Note: The sound sensor am using is HIGH when no there is no sound and outputs LOW when a sound is detected. This is a little counter-intuitive I think. The implication is that in our code, we need to test if the input pin is FALSE to check if a sound has been detected.

Step 6: Testing Setup

Here I have the sensor plugged into the Input socket (though you can't see it in the photo!) and the camera plugged into the Output socket. I pre-focus the camera and then switch it to Manual Focus mode. I launch Idle 3 and run the Python code. The equipment is now set for sound activated photography.

Test 1 - Pool Ball

The first test is a pool ball bouncing off the table. The sound of the ball hitting the table triggers the camera shutter.

Test 2 - Coin and water

The second test was to capture splashing water. The sound of splashing water is too quiet to trigger the camera so I used a shallow plate of water. It is the sound of the coin hitting the plate that triggers the camera shutter.
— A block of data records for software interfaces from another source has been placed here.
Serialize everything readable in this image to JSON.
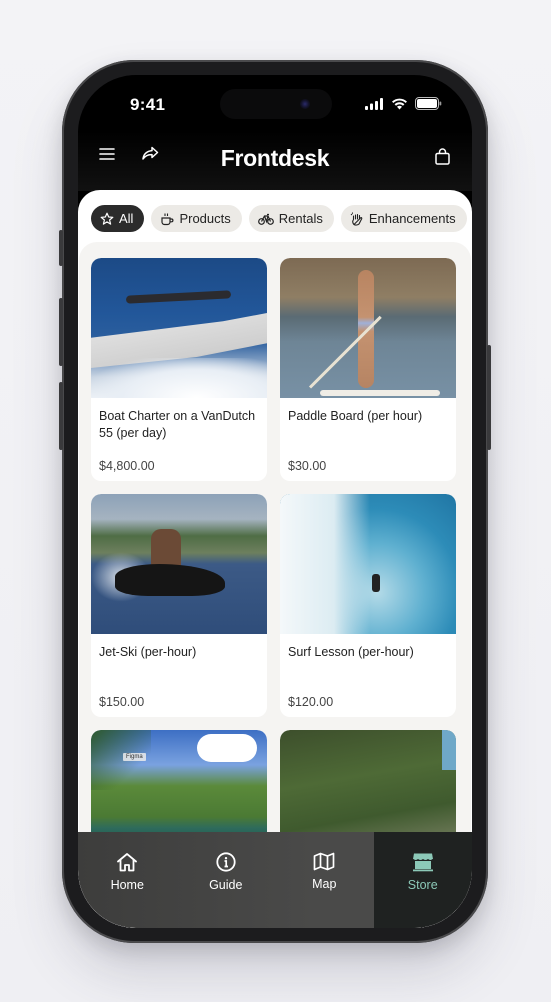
{
  "status_bar": {
    "time": "9:41"
  },
  "app_bar": {
    "title": "Frontdesk",
    "menu_icon": "hamburger-menu-icon",
    "share_icon": "share-forward-icon",
    "cart_icon": "shopping-bag-icon"
  },
  "filters": [
    {
      "label": "All",
      "icon": "star-icon",
      "active": true
    },
    {
      "label": "Products",
      "icon": "coffee-cup-icon",
      "active": false
    },
    {
      "label": "Rentals",
      "icon": "bicycle-icon",
      "active": false
    },
    {
      "label": "Enhancements",
      "icon": "hand-sparkle-icon",
      "active": false
    }
  ],
  "products": [
    {
      "name": "Boat Charter on a VanDutch 55 (per day)",
      "price": "$4,800.00",
      "image": "speedboat-photo"
    },
    {
      "name": "Paddle Board (per hour)",
      "price": "$30.00",
      "image": "paddle-board-photo"
    },
    {
      "name": "Jet-Ski (per-hour)",
      "price": "$150.00",
      "image": "jet-ski-photo"
    },
    {
      "name": "Surf Lesson (per-hour)",
      "price": "$120.00",
      "image": "surf-wave-photo"
    },
    {
      "name": "",
      "price": "",
      "image": "tennis-court-photo",
      "image_tag": "Figma"
    },
    {
      "name": "",
      "price": "",
      "image": "coastal-cove-photo"
    }
  ],
  "tab_bar": {
    "active_color": "#8cc9b8",
    "tabs": [
      {
        "label": "Home",
        "icon": "home-icon",
        "active": false
      },
      {
        "label": "Guide",
        "icon": "info-circle-icon",
        "active": false
      },
      {
        "label": "Map",
        "icon": "map-icon",
        "active": false
      },
      {
        "label": "Store",
        "icon": "storefront-icon",
        "active": true
      }
    ]
  }
}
Step 7: Result 1 - Pool Ball

There is an ever so slight delay between the noise of the ball hitting the table and the camera shutter firing. The photos are therefore capturing the pool ball as it bounces off the table. I have since found out the delay is actually at the camera itself. My ageing camera is slow to react to the trigger signal. You may find better results with a newer camera.

Step 8: Result 2 - Coin and Water
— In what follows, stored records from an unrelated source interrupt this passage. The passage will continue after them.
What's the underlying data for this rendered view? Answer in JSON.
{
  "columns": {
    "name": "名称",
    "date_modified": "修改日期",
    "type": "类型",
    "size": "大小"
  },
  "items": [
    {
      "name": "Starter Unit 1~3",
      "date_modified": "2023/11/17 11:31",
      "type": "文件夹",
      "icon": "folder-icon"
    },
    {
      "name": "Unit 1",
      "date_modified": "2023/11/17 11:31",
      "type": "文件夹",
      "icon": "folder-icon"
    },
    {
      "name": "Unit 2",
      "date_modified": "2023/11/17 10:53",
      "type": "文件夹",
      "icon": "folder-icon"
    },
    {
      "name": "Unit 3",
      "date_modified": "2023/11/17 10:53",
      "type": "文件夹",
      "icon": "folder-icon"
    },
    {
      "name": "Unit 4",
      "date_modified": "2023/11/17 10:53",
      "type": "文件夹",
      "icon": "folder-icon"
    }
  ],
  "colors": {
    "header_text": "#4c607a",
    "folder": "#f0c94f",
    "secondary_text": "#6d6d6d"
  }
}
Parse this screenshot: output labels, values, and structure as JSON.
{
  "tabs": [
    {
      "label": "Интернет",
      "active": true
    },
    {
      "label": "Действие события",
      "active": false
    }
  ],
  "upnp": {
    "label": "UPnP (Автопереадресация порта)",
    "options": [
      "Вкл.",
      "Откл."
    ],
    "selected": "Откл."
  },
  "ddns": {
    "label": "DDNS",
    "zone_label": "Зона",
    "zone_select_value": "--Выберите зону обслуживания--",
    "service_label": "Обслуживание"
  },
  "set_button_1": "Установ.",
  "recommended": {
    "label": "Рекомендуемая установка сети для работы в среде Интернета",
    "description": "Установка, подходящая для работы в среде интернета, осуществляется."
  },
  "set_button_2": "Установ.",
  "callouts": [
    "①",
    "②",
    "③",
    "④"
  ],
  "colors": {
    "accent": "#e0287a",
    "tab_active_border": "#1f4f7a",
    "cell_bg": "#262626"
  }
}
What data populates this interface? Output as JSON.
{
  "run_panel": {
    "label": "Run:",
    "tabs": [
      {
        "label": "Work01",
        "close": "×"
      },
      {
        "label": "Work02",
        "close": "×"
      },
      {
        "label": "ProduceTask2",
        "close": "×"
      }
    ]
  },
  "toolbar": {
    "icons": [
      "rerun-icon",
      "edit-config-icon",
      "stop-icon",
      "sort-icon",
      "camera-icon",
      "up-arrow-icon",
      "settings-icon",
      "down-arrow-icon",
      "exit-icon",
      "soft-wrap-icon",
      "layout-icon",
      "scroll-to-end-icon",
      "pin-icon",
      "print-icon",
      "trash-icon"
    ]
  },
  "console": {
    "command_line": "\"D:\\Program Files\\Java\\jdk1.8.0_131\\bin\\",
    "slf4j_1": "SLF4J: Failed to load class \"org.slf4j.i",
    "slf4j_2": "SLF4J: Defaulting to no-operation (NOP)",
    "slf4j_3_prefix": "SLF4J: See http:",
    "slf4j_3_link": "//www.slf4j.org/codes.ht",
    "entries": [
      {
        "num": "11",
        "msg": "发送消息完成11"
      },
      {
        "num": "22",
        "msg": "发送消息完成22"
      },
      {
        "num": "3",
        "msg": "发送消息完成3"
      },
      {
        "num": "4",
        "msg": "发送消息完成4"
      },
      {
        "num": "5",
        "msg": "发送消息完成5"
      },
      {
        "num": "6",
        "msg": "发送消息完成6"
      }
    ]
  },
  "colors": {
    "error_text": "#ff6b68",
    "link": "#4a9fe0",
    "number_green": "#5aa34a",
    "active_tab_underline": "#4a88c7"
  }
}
<p>You don't need Raspberry or Arduino at all to control camera shutter with a sound. </p><p>A simple circuit with one transistor or opto-coupler is enough. Fore reference see: http://www.doc-diy.net/photo/eos_wired_remote/</p>
<p>Quickly threw this together on a breadboard and it works perfectly. I'm using a Nikon D5100 and there's literally no delay between sound and image capture. I want to make it on vera board so will upload a pic then.</p><p>Awesome Job man!</p>
<p>Nice write-up. Love the laser-cut project boxes - gives a nice finish. :)</p>
<p>I like that you did this the hardware way like this, but am curious now - did you just do this for the sake of doing it, since Magic Lantern has a sound trigger option as far as I know? :)</p>
<p>I did not know about Magic Lantern. Thanks for pointing it out. It looks to be a powerful piece of software but unfortunately not available for my model of camera. Its sound trigger works off the camera's built-in microphone, clever! Worth a try I'd say you have a compatible camera.</p>
<p>Ahh, that's really unfortunate, I've recently started playing with the functions in it and love it.</p>
Cool project, although I think the Pi is a bit overkill. Probably could just use an arduino instead.. Nice job though!
<p>I agree. An Arduino would work equally well here. Indeed, for a permanent installation, an Arduino or similar microcontroller would be the more cost effective option.</p>

About This Instructable




More by tommy_uk:Personalised leather keyring Camera sound trigger Sugru LED torch keyring 
Add instructable to: